Enter Bokashicycle! This is a system that uses closed containers and natural enzymes to ferment the waste, killing all pathogens and making it perfectly safe to bury in the soil, making your garden lush! No smell, no flies, and very easy. They also make a kitchen scrap Bokashicycler (we’re using one in the Green Dog kitchen now), and if you’d like it, just let us know and we’ll get it for you. We can also drop ship either of these to anywhere in the country – what a great Christmas present!
I know this isn’t pet related exactly, but it’s so exciting to see that brilliant ideas like this are being generated. Imagine if we could start building these sorts of roads right away! I know these sorts of things might be a ways off, but consider how much of an impact this plan could have.

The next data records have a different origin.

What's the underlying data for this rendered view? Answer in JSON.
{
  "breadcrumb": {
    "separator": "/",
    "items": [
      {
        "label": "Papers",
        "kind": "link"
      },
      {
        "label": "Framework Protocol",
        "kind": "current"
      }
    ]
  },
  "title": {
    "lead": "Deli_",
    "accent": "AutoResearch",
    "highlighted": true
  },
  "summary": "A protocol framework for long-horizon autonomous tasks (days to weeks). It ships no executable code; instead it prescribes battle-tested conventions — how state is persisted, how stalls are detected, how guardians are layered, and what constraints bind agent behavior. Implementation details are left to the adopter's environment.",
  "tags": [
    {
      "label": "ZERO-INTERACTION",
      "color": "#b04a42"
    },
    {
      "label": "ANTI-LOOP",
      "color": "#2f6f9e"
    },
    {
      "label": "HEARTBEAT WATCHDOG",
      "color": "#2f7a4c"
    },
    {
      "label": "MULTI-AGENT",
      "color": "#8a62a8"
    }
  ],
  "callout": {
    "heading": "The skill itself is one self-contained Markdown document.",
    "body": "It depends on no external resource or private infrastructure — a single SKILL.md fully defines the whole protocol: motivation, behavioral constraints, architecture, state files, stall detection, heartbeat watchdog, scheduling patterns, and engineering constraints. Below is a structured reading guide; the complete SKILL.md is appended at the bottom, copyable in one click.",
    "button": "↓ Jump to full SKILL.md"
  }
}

Real life Jetsons stuff!
Here’s a super easy thing to do to help clean up the oil spill – there is a great nonprofit organization called Matter of Trust that collects human and pet hair and old nylon stockings to make “hair booms” and hair mats that do a remarkable job of soaking up oil (right at the end of this video is a great demonstration of this). This is turning into a large-scale fiber recycling movement nationwide, and here are three easy ways for you to help.
First, contact your local human and pet salons and let them know how easy it is for them to make a difference – they just collect hair in a plastic bag lined boxes and ship it off to Matter of Trust to be made into booms.Â Did you know 300,000 pounds of hair are cut every day in the US? Combine that with the amount of pet hair that is cut and you have an amazing resource.
Second, you can collect your own pet’s hair and bring it to a salon that’s participating (their website has information on how to find salons in your area). In the Portland area, you can bring your hair to Pawsitively Clean on Hawthorne – they’ve been collecting hair for Matter of Trust since 2001!
Third, donate to Matter of Trust – $61 buys a 150 foot roll of the plastic netting that goes on the outside of the nylon booms that will be used to soak up oil.